Dataset rows for apps and sites:
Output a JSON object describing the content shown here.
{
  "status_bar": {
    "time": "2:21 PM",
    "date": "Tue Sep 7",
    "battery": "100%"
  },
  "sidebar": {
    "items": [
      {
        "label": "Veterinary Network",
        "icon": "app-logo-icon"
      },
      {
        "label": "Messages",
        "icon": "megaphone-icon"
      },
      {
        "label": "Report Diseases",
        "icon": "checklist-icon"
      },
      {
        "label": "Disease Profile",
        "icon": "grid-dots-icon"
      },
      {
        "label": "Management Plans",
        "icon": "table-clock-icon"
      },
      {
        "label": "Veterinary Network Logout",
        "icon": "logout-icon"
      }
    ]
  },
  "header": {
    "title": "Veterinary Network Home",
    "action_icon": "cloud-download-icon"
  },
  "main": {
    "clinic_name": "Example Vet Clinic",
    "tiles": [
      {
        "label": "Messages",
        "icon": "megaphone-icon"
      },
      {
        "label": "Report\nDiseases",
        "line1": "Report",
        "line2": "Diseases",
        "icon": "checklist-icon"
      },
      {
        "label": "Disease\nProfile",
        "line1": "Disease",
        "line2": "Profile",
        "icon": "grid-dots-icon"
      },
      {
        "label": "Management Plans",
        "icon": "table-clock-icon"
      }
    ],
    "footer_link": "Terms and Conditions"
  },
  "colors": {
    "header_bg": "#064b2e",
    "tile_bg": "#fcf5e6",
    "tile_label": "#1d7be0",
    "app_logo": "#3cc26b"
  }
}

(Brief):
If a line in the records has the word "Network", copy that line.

(Answer to this task):
        "label": "Veterinary Network",
        "label": "Veterinary Network Logout",
    "title": "Veterinary Network Home",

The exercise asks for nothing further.